Last night’s episode did something remarkable: it made me want Brody to survive. That's not to say the show didn't get me to this this point of Brody-love in a pretty cheap, sorta bananas way. As viewers, we are supposed to believe that in a matter of weeks Brody got over his heroin problem, got on board with Carrie and Saul’s plan to insert him into Iran and have him kill the head of the Revolutionary Guard, and got all marine-like again. Okay, Homeland writers, okay. And for the first part of the episode, before Brody cleaned himself up (in a quite literal fashion), I was groaning. The prospect of an entire episode of Lewis’ crazy eyes as Brody hallucinates and shits himself was not pleasant. But Homeland has never been afraid to move things along quickly, and by the time Brody was visiting Dana at the motel where she apparently lives and cleans up and promised Carrie he would come home, I was on the character’s side.

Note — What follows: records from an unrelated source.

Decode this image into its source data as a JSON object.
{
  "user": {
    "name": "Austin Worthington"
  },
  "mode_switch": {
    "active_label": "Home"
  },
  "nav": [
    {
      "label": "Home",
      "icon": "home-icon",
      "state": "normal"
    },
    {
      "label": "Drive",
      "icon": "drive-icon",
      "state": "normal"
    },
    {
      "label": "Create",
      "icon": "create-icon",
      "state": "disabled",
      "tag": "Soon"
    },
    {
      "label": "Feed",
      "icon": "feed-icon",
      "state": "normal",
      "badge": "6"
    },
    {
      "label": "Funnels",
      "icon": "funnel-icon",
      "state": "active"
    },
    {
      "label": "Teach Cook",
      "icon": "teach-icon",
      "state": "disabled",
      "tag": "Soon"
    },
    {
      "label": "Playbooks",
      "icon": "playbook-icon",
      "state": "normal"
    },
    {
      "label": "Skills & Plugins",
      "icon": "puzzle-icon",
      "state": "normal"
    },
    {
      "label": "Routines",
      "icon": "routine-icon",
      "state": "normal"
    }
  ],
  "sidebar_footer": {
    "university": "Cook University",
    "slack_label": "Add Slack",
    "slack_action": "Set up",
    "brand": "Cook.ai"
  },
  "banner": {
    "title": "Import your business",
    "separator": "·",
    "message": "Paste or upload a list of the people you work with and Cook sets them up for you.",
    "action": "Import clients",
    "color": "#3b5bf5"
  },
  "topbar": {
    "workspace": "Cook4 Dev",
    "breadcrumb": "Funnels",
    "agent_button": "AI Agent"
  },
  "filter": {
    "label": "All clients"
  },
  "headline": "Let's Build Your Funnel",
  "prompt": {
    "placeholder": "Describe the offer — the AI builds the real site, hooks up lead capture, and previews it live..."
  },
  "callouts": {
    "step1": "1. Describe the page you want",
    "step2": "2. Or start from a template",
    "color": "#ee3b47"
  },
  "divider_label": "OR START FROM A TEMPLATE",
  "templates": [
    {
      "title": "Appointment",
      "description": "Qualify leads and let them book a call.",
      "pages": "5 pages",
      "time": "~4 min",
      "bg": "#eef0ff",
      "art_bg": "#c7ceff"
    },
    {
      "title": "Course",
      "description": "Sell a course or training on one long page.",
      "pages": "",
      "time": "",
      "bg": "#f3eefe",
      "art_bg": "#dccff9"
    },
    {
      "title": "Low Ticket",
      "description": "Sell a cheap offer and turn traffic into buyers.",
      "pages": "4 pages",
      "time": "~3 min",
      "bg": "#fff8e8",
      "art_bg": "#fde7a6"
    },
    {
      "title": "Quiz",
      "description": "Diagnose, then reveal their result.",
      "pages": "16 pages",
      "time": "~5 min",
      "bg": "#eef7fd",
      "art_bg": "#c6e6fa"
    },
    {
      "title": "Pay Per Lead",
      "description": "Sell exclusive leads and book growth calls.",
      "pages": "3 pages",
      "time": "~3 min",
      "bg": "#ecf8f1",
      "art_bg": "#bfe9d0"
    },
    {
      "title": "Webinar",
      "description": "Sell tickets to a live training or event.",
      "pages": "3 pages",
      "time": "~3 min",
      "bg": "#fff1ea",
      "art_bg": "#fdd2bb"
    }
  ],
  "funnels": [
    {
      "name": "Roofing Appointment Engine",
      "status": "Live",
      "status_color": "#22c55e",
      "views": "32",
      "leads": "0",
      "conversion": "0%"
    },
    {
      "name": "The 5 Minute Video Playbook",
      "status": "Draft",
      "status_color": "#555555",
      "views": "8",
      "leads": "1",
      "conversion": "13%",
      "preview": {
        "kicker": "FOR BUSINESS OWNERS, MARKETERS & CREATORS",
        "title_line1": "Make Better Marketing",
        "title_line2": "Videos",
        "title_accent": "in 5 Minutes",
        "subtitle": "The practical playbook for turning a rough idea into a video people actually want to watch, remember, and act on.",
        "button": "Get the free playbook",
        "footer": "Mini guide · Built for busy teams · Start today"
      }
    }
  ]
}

Why? Because for all the insanity of this plot line—(I’m beyond guessing whether or not this could really be a plausible CIA plot, especially in light of recent news events)—the Carrie-Brody chemistry still has something to it. Call me a shipper, but that odd sexual tension is intriguing, as it always has been, much to the credit of Lewis and Claire Danes, who use their looks of longing so well. Of course, not all is well in the Brody-Carrie romance -- this time she's keeping a big pregnant secret from him -- but these two will never not have their issues. Letting that relationship run wild is a jolt of life to the show as is Brody, soldier-like and coherent, going into action.
Furthermore, Brody’s scene with Dana—his love for her and her rejection of him—to some extent justifies some of the teenage melodrama in the rest of the season. No, no, it doesn’t excuse the totally irrelevant possibly murderous boyfriend plot, but it does mean that her rejection of her family was important for the long play, as Saul might say.
Now let me be clear: I still think the show could (and maybe should) kill Brody. He still doesn't plausibly have a life in America. But if Brody doesn’t make it out of the season alive, I may actually feel emotion about his death, something which I didn’t think was possible after all this time wanting the character to bite the dust. For now, though, I'm happy that he's alive.
This article is from the archive of our partner The Wire.
We want to hear what you think about this article. Submit a letter to the editor or write to firstname.lastname@example.org.